- _Task requirements_
In the listing below, find each line that holds the string "this" and copy it.

- _Recorded information_

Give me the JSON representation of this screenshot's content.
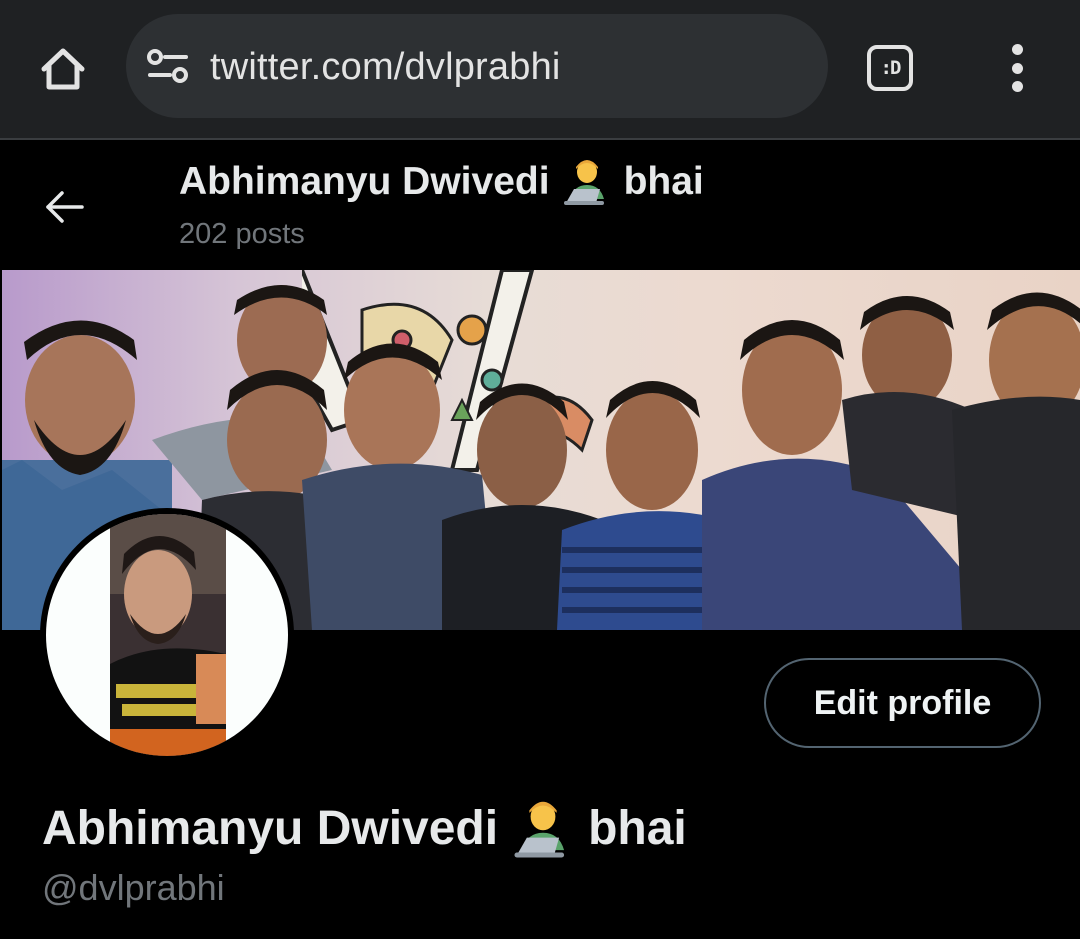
{
  "browser": {
    "url": "twitter.com/dvlprabhi",
    "extension_label": ":D",
    "icons": {
      "home": "home-icon",
      "site_info": "tune-icon",
      "menu": "more-vertical-icon"
    }
  },
  "header": {
    "display_name": "Abhimanyu Dwivedi",
    "name_suffix": "bhai",
    "posts_count": "202 posts",
    "emoji": "technologist-emoji"
  },
  "profile": {
    "display_name": "Abhimanyu Dwivedi",
    "name_suffix": "bhai",
    "handle": "@dvlprabhi",
    "edit_button": "Edit profile"
  },
  "colors": {
    "background": "#000000",
    "chrome": "#1f2123",
    "urlbar": "#2d3033",
    "text_primary": "#e7e9ea",
    "text_secondary": "#71767b",
    "button_border": "#536471"
  }
}
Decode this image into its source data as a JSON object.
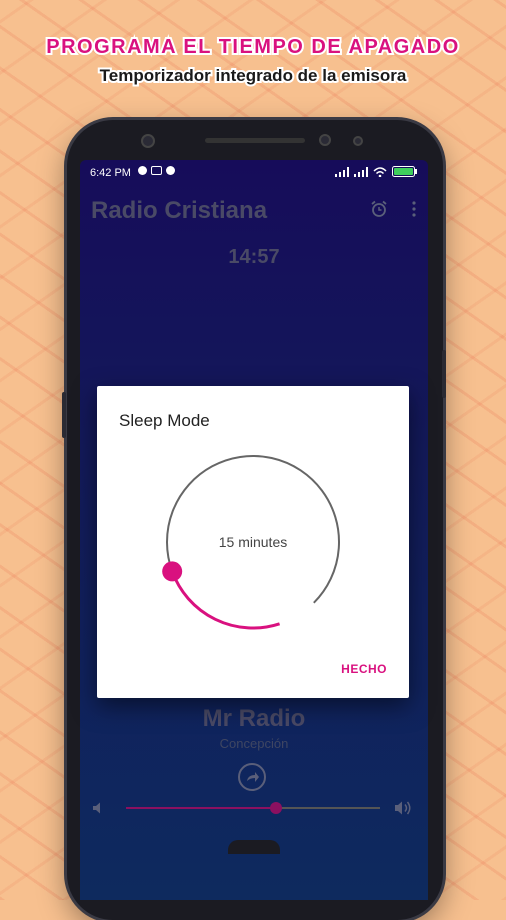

- _Solution_
Give me the JSON representation of this screenshot's content.
Decode this image into its source data as a JSON object.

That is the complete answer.